Since Rochester’s first Red Light Cameras went live in October 2010, the city has issued more than 100,000 tickets. Violators receive a $50 fine that increases to $75 if not paid within 30 days. The city has garnered over $300,000 in monthly revenue and expected to clear $1.5 million by the end of last year.

In its first year revenue collected tripled initial estimates but over $2.8 million in tickets remain unpaid. However, last September the city began turning over delinquent tickets to a collections agency. Officials say that four hundred collection letters are sent out daily. Unlike parking tickets, the city does not utilize boots for delinquent tickets and are not reported to the Department of Motor Vehicles but violators can be assured that if remained unpaid the amount will eventually show up on their credit report.

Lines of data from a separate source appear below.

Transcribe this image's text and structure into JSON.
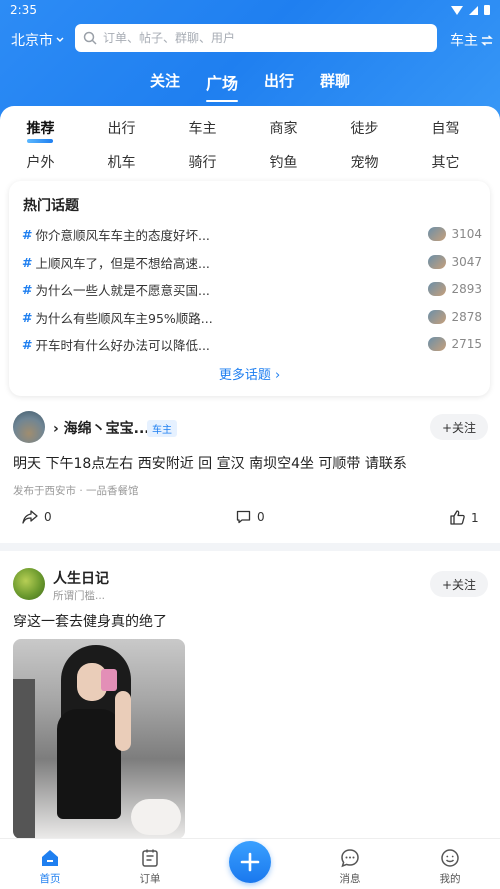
{
  "status": {
    "time": "2:35"
  },
  "header": {
    "city": "北京市",
    "search_placeholder": "订单、帖子、群聊、用户",
    "role": "车主"
  },
  "main_tabs": [
    {
      "label": "关注",
      "active": false
    },
    {
      "label": "广场",
      "active": true
    },
    {
      "label": "出行",
      "active": false
    },
    {
      "label": "群聊",
      "active": false
    }
  ],
  "categories": [
    [
      "推荐",
      "出行",
      "车主",
      "商家",
      "徒步",
      "自驾"
    ],
    [
      "户外",
      "机车",
      "骑行",
      "钓鱼",
      "宠物",
      "其它"
    ]
  ],
  "hot_topics": {
    "title": "热门话题",
    "items": [
      {
        "text": "你介意顺风车车主的态度好坏...",
        "count": "3104"
      },
      {
        "text": "上顺风车了，但是不想给高速...",
        "count": "3047"
      },
      {
        "text": "为什么一些人就是不愿意买国...",
        "count": "2893"
      },
      {
        "text": "为什么有些顺风车主95%顺路...",
        "count": "2878"
      },
      {
        "text": "开车时有什么好办法可以降低...",
        "count": "2715"
      }
    ],
    "more": "更多话题 ›"
  },
  "posts": [
    {
      "name": "› 海绵丶宝宝...",
      "tag": "车主",
      "follow": "+关注",
      "text": "明天 下午18点左右 西安附近 回 宣汉 南坝空4坐 可顺带 请联系",
      "meta": "发布于西安市 · 一品香餐馆",
      "share_count": "0",
      "comment_count": "0",
      "like_count": "1"
    },
    {
      "name": "人生日记",
      "sub": "所谓门槛...",
      "follow": "+关注",
      "text": "穿这一套去健身真的绝了"
    }
  ],
  "bottom_nav": [
    {
      "label": "首页",
      "active": true,
      "icon": "home-icon"
    },
    {
      "label": "订单",
      "active": false,
      "icon": "order-icon"
    },
    {
      "label": "消息",
      "active": false,
      "icon": "message-icon"
    },
    {
      "label": "我的",
      "active": false,
      "icon": "profile-icon"
    }
  ],
  "colors": {
    "brand": "#1f7ff0",
    "page_bg": "#f2f4f7"
  }
}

Rochester Police Chief James Sheppard believes that the cameras are a good idea and are doing the job that the city intended for them to do.

“Ultimately, it has always been about safety,” Chief Sheppard said.” Monroe County controls the lights so we can’t control the timing of the yellow lights. From day one this has been a safety issue.”

“The fact is, even an experienced, seasoned driver will sometimes find himself or herself driving on autopilot and not concentrating on the road,” Sheppard said. “We’re hoping our program will bring more awareness on the road and help save lives. The fact that people know cameras are there should cause them to change their driving habits.”

Sheppard himself has been guilty of at least one red light violation. Last July he was issued a ticket from the program but says he can’t recall where he was headed or why.

Rochester resident Michael Brooks says he thinks it’s really about revenues. “Let’s face it, the city is broke so any extra money they can collect is gonna help to boost their bottom-line,” he noted. “It’s just another way to tax us on the back end.”

Across the country thousands of studies have been conducted regarding red light camera programs. Some data shows decrease in traffic accidents after cameras have been installed while others show an increase in accidents or is inconclusive.

A 2005 Department of Transportation study looked at 1000 intersections across the country equipped with red light cameras. The report concluded that while there was a decrease in right-angle crashes there was an increase in rear-end crashes.

According to the National Motorist Association most of the research done is biased. A note on their website reads “The preponderance of independent research (in other words, research that was not funded by ticket camera vendors or units of government interested in justifying camera-based traffic enforcement) has illustrated that ticket cameras typically increase, not decrease, the number of accidents at controlled intersections.”

So far the data from Rochester’s program has been inconclusive. In a June 2012 report, the city tracked accident reports at seven intersections that had cameras for a full year, comparing the reports to the previous year. All showed a drop or no change in total crashes, but when it came specifically to injury accidents, three showed a decrease and three showed an increase.

City Councilmember Adam McFadden, chair of the Council’s Public Safety, Youth and Recreation Committee says the program was put in place under the recommendation of former Mayor Robert Duffy.

“I think Rochester residents are clearly opposed to the cameras,” McFadden said. “The program clearly generates significant dollars for the city but it was presented to us as a necessary means of ensuring safety and decreasing traffic accidents.”

City Council will have to vote to renew the program when it expires in 2015. Some say that regardless of the data, the council will then be faced with the question of how to replace the significant dollars the cameras generate for the city.